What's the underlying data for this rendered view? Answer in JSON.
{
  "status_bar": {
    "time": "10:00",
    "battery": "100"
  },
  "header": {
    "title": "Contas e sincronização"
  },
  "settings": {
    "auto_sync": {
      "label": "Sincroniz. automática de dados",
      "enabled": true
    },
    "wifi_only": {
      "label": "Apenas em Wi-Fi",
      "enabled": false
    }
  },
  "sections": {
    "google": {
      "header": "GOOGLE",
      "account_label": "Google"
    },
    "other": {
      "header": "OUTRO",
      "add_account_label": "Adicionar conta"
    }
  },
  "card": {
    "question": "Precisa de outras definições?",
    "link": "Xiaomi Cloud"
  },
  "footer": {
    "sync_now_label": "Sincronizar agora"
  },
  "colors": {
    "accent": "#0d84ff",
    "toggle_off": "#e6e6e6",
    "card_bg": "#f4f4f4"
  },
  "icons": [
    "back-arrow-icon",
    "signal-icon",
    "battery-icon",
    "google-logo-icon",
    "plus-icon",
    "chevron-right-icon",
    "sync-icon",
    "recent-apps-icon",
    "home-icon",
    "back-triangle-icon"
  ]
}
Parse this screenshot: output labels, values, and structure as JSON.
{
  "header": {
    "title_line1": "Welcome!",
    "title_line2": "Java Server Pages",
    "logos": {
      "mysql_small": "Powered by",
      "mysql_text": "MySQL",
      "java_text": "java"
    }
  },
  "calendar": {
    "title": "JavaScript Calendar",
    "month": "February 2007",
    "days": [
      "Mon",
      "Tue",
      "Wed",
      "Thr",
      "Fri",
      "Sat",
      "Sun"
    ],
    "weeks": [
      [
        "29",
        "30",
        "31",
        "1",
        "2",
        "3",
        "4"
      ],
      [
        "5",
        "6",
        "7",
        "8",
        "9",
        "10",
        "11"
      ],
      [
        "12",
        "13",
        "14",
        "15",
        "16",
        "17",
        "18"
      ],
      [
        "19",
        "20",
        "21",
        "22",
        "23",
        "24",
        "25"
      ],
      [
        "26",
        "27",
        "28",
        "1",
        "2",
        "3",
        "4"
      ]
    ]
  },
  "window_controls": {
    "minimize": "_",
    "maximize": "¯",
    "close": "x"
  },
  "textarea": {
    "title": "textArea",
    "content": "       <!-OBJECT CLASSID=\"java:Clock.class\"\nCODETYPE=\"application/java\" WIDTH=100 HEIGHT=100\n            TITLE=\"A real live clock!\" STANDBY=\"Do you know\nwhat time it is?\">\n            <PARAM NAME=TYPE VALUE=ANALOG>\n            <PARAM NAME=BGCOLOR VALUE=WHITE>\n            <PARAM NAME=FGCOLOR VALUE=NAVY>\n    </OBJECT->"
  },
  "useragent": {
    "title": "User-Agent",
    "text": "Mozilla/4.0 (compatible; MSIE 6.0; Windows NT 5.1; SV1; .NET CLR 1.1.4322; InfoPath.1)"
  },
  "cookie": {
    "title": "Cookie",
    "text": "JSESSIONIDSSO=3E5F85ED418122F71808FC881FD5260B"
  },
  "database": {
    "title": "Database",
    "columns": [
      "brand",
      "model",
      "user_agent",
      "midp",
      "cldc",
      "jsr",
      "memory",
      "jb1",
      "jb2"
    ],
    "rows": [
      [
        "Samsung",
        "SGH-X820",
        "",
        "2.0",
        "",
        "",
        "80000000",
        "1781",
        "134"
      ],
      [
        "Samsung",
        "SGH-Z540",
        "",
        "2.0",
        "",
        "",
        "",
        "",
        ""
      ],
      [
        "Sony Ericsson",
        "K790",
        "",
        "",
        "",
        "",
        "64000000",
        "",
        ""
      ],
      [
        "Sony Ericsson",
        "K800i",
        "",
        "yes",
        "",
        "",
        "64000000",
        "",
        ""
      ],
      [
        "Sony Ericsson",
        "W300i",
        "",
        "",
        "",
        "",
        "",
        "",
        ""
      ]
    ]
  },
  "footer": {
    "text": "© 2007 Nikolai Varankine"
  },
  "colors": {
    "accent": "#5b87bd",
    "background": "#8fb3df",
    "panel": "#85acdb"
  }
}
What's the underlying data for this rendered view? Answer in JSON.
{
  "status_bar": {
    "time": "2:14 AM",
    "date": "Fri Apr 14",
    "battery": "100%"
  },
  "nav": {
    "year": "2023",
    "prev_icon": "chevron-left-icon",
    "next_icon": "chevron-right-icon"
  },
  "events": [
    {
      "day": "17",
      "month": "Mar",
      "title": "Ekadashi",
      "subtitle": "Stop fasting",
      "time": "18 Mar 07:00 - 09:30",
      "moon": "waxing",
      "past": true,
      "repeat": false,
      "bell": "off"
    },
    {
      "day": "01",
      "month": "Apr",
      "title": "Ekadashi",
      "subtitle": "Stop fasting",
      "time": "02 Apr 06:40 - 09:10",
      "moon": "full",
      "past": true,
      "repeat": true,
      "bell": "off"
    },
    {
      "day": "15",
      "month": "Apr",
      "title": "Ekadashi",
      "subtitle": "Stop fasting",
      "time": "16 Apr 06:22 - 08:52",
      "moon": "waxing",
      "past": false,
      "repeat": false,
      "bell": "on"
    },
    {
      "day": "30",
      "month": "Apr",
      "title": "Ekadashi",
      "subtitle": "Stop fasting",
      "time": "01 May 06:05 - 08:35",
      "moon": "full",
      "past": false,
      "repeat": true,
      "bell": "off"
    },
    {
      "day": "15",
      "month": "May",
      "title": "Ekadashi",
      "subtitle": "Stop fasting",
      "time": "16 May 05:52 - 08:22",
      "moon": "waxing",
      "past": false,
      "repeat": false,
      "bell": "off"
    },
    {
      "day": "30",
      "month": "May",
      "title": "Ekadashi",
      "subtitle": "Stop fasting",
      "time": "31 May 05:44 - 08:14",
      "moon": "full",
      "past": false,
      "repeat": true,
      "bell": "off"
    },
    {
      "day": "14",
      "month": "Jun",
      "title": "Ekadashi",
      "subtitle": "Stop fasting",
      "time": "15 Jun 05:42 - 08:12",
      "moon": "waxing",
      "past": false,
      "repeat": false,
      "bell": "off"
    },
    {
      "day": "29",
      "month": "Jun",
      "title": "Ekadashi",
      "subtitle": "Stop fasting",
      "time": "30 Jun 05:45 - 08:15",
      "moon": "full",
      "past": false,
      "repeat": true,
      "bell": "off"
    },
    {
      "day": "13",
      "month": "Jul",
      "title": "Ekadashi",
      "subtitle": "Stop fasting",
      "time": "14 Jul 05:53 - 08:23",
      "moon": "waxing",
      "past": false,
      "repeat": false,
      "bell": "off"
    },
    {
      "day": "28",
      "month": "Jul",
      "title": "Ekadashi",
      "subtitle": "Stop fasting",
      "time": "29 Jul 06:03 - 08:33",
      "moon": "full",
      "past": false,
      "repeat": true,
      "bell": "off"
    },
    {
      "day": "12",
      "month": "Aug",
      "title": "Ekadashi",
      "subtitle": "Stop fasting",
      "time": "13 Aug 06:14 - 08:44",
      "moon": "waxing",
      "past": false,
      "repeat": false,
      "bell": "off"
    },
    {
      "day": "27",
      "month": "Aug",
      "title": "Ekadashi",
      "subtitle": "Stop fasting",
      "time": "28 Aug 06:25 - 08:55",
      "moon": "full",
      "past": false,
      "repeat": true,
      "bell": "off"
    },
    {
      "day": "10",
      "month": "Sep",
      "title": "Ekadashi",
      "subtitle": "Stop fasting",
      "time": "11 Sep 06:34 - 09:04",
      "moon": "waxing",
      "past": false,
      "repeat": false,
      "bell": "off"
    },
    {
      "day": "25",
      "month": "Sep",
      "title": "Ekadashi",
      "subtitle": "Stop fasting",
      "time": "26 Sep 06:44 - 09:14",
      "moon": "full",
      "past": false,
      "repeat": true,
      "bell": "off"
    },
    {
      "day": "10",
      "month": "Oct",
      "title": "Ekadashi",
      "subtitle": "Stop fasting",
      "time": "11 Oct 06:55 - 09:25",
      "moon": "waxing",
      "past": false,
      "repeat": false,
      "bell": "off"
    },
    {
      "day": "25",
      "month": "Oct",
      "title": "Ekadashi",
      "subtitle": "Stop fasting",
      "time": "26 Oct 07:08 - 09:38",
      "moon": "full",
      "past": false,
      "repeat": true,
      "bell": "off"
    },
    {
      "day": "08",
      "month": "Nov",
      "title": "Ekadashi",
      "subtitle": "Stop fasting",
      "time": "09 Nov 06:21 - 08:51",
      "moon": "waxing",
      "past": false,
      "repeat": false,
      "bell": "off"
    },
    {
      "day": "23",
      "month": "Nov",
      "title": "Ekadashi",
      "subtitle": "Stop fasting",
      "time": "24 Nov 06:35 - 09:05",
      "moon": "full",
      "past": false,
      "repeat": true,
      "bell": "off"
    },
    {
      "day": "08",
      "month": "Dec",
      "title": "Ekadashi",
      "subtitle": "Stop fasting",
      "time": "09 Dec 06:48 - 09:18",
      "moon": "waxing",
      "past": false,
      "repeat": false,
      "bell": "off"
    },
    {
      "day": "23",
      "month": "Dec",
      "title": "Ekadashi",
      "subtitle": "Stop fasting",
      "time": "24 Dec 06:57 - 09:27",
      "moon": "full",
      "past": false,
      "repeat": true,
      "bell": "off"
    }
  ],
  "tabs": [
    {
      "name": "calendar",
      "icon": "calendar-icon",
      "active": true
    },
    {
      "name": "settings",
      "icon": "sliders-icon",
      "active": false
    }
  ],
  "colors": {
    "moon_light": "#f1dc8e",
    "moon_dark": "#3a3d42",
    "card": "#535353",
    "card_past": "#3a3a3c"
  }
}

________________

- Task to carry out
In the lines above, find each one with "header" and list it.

- Final answer
  "header": {
      "header": "GOOGLE",
      "header": "OUTRO",
  "header": {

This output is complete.